Entries from a dataset of interfaces:
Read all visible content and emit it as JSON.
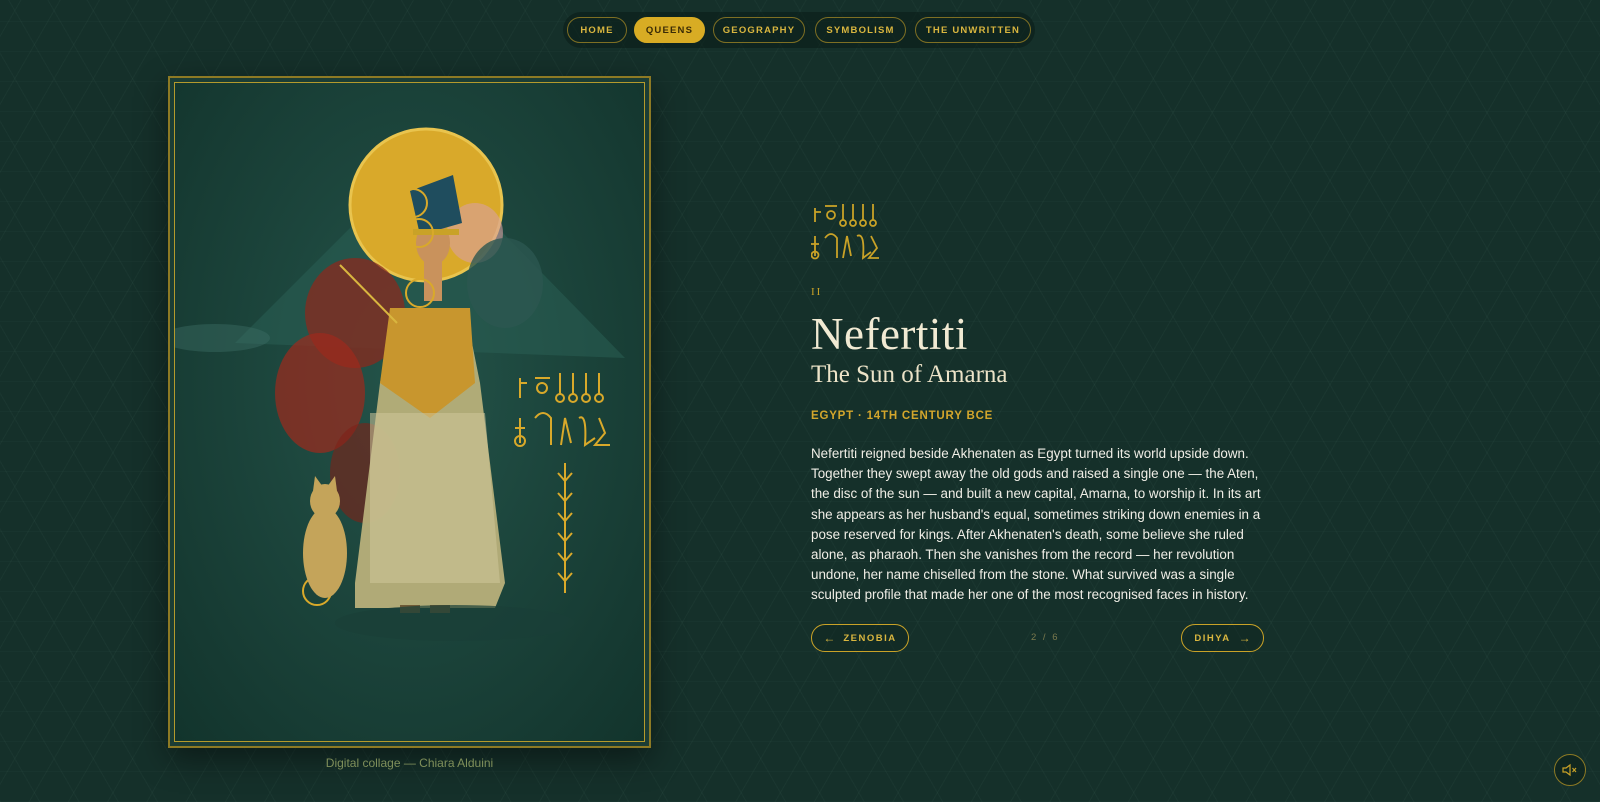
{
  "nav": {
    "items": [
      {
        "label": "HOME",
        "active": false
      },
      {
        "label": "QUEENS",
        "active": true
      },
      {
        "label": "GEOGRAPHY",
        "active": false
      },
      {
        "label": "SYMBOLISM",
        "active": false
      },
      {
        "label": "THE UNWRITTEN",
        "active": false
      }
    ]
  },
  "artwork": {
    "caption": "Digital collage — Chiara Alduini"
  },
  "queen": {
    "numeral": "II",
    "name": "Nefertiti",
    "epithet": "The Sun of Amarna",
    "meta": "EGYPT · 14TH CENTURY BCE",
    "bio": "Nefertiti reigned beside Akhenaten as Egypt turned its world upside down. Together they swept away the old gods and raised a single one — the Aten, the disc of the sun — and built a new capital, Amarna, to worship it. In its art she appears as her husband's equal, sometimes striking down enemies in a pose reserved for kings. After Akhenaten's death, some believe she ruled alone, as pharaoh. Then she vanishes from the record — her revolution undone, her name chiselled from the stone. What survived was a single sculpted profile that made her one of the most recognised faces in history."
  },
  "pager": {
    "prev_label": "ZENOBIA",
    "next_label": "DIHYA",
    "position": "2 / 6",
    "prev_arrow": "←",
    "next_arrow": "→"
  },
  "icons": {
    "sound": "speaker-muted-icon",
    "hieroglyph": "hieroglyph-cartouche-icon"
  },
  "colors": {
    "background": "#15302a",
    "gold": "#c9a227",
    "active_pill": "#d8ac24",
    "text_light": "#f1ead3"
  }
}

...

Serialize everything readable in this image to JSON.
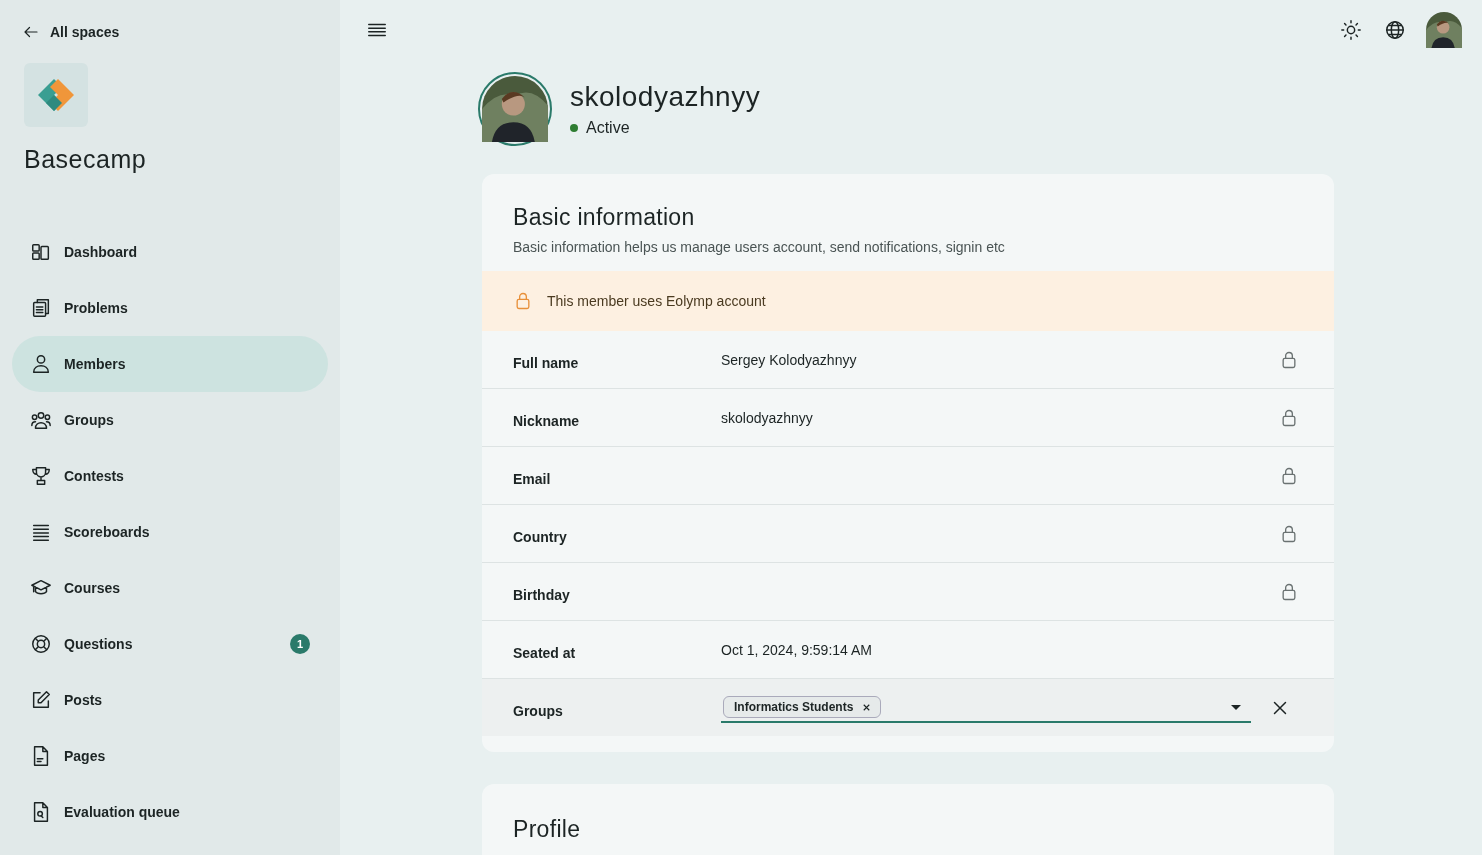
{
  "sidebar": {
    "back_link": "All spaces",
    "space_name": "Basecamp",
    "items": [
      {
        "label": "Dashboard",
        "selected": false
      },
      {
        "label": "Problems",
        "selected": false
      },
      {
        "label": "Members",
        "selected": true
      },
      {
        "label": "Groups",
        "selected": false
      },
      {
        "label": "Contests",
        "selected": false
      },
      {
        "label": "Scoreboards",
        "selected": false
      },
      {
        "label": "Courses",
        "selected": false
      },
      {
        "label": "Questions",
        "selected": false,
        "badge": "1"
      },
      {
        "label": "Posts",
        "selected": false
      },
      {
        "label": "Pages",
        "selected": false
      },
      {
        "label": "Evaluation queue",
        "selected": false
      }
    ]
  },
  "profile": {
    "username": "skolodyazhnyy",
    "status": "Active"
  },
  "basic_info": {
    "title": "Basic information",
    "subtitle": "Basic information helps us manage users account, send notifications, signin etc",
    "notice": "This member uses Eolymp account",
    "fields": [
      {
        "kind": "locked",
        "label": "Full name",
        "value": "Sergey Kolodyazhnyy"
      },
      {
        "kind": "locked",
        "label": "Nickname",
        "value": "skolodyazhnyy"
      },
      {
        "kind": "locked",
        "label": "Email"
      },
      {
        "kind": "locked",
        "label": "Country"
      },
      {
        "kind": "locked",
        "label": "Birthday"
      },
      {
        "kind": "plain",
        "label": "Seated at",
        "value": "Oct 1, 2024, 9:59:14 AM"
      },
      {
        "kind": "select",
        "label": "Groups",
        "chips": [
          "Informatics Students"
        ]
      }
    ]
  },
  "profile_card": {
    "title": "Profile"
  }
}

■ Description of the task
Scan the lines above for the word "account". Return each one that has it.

■ Response area
    "subtitle": "Basic information helps us manage users account, send notifications, signin etc",
    "notice": "This member uses Eolymp account",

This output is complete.